▸ Exercise requirements
Copy each line below holding "price".

(Dataset rows describing interfaces)
· · · · · · ·

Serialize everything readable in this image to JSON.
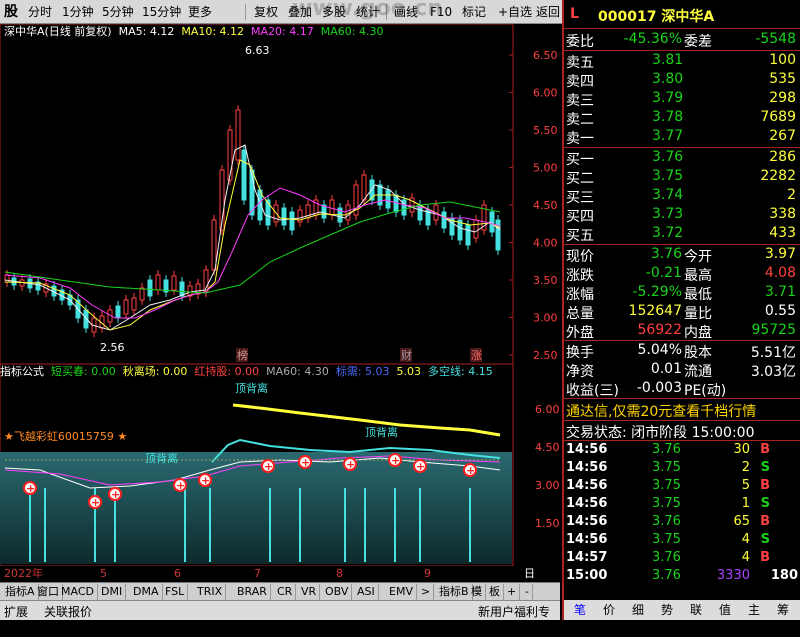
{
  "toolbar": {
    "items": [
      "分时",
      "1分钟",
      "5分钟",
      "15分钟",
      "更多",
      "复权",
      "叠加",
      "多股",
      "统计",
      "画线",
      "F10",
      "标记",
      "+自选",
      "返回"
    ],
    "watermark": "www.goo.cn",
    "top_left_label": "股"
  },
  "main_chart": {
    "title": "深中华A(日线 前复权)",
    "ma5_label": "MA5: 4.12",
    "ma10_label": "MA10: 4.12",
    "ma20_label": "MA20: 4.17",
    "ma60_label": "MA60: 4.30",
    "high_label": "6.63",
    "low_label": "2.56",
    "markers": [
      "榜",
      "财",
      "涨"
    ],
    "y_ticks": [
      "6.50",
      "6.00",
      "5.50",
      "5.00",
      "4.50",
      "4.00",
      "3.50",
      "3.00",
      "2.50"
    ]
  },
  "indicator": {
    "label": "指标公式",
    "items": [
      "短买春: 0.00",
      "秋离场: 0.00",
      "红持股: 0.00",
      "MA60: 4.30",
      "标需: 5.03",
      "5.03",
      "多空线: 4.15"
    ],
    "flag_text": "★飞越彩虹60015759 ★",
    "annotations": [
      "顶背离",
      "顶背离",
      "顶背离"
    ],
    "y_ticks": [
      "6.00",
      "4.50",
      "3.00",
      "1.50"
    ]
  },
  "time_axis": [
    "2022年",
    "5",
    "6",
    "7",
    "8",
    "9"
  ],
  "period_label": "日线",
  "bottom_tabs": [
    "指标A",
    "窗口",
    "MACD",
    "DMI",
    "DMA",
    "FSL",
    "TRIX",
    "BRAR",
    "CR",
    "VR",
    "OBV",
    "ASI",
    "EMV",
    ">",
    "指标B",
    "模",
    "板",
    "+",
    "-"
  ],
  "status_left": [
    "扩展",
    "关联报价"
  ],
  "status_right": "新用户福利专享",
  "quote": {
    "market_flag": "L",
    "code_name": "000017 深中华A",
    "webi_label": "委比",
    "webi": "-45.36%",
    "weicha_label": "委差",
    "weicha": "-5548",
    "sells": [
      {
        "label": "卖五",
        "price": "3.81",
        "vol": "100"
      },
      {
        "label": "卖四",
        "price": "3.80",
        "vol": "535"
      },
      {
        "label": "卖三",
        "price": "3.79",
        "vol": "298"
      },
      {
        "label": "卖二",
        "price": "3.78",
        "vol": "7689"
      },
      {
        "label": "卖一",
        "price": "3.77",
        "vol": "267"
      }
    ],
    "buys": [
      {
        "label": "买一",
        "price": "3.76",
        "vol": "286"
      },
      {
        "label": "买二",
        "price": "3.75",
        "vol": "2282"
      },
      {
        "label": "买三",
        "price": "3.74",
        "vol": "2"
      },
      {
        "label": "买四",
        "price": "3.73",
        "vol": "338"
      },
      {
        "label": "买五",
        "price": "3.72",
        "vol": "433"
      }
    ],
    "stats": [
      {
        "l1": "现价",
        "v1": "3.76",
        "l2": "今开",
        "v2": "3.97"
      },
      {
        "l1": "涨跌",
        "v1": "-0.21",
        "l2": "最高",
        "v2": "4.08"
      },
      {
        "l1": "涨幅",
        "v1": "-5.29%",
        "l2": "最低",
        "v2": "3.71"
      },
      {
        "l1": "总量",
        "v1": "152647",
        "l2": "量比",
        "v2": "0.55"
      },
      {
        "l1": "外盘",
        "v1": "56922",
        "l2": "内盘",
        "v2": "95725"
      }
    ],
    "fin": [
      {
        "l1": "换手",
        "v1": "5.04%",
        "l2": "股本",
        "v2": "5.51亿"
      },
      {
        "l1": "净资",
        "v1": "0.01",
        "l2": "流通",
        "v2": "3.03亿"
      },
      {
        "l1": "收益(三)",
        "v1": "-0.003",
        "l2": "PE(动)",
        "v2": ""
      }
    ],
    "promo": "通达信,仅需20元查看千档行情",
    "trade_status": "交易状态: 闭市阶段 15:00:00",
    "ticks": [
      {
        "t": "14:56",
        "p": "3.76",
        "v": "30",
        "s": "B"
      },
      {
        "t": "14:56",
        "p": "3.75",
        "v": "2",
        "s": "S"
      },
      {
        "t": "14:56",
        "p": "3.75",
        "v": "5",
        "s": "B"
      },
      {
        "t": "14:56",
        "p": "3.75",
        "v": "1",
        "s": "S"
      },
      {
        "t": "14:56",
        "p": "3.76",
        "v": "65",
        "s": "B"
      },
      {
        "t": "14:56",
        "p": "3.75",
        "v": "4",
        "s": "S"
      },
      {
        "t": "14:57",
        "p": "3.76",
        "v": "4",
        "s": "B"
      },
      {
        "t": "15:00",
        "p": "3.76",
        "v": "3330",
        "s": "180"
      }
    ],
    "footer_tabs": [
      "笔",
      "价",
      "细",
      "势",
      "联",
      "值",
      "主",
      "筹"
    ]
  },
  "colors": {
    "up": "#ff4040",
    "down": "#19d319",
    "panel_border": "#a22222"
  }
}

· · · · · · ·

▸ Written answer
        "price": "3.81",
        "price": "3.80",
        "price": "3.79",
        "price": "3.78",
        "price": "3.77",
        "price": "3.76",
        "price": "3.75",
        "price": "3.74",
        "price": "3.73",
        "price": "3.72",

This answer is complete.